April 14, 2013

Small Fish Friday

In the spring I usually fish a small river that courses out of the hills three mountain ranges to the west. It is a small river, but really should be called a creek or even a brook. I don't visit it during the summer, mainly because I have many other waters to fish and the little stream is usually inundated with campers.

But Friday there was no one around. It is a bit early in the season for campers so I had it all to myself.

One thing I like about this little stream is that a lot of it flows through cow pasture. The river gradient in these sections is fairly flat. The water is gin clear and the fish can see you coming 30 feet away. The cattle have grazed down the riparian vegetation so for some of its course there is nothing to hide behind or to be concealed. If the sun is out fully even the movement of your rod will make the fish shoot for cover.



The stream is not known for its huge rainbows; conversely, it is known for its small but wary rainbows. It's a good place to practice stealth and presentation.



So with this intent I worked the water. Sure, I send many fish scurrying but I still caught a lot -- I guess about 30-35. The largest I hooked was probably 12 inches. I say probably because he got under some logs before I could fully control him  and he broke off. Argh! The rest were 4-6 inches. Some were even teeeeeny at 2-3 inches! Not trophy fishing!

Not big fish!


My #3 line still send them running when the fly hit the water -- note to self: I need to practice a more gentle presentation when fishing water that is smooth and clear as glass! When I could find a ripple, even a minimal one, I took them out one after another.

Really clear water


Other portions of the stream have been spared the cattle mower. In these sections the willows and Redtwig Dogwoods are thick -- crazy thick! Getting to the water can be difficult, if not impossible in these spots, and even when you get there you may not be able to cast. I guess this is good for the stream's health, since it creates a unreachable safe haven from whence the fish can hide and repopulate. I suspect there are some pretty nice fish in these reaches but you just can't get to them.

Another whopper!


I used the Shimano 34-38 ZL. I'm still not sure I like this rod. I like it when in its 340 cm length, but I wish it was a little bit stiffer in its 380 cm configuration. This is the complaint I had about the Tenkara USA Ito. I know -- I'm hard to please.

I "one fly"'d it today. The fly was a variation on the UKB but it looks more like a wool bodied kebari. It has a gold wire tag, wool body, sparse black hackle (perpendicular to the shank) and a red head. I used it in a size 12.




Although none of the fish were very large I did have a great time. I'll likely be back again next spring to harass these little wild trout.

Here's a video from the day:









5 comments:

  1. Awesome, though I love fishing for the small wild fish. Just curious how you fish with the ZL I don't typically fish with it at the 3.8 length, but at the 3.4 then slip it out to 3.8 to get better leverage when landing a fish. Also have you fished the Shimano Mainstream ZE and if so how do the ZE and ZL compare to each other, other then the length difference?

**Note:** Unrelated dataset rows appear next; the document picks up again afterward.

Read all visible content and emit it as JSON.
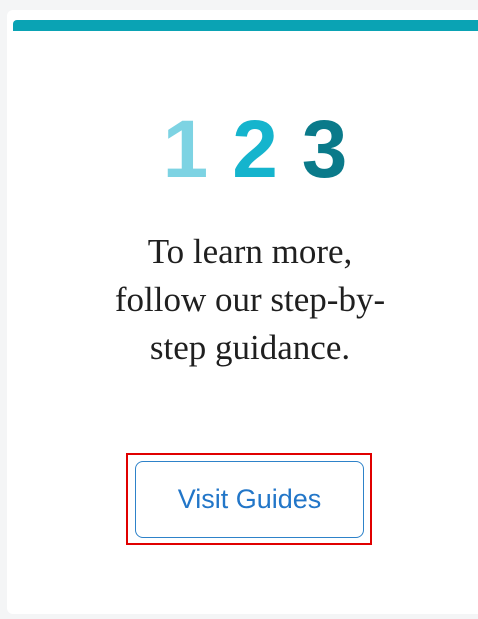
{
  "card": {
    "steps": [
      "1",
      "2",
      "3"
    ],
    "message": "To learn more, follow our step-by-step guidance.",
    "button_label": "Visit Guides"
  },
  "colors": {
    "accent_bar": "#0aa3b4",
    "step_1": "#7dd3e3",
    "step_2": "#15b4cd",
    "step_3": "#0a7a8a",
    "button_text": "#2276c8",
    "highlight": "#e00000"
  }
}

    ReplyDelete
    Replies
    1. Hi Craig,

      I prefer to fish with the ZL in 340 cm mode since I feel it casts best at that length. But on this trip I mostly cast in the 380 cm mode to give me some more distance to keep from scaring the fish. I have not fished with a ZE yet, but I hope to this next month.

      -Tom

      Delete
    2. Yeah, I have a ZE on order so hopefully Shimano kicks it in gear and gets them rolling off the line soon. All in all still looks like you had a productive trip.

      Delete
  2. Looks like an excellent place to hone one's skills...We have a few places like that here on Long Island and at times it can be very frustrating to fish them but the setting makes it worth it. Nice fly!

    ReplyDelete
  3. beautiful fish, stream and fly ...

    ReplyDelete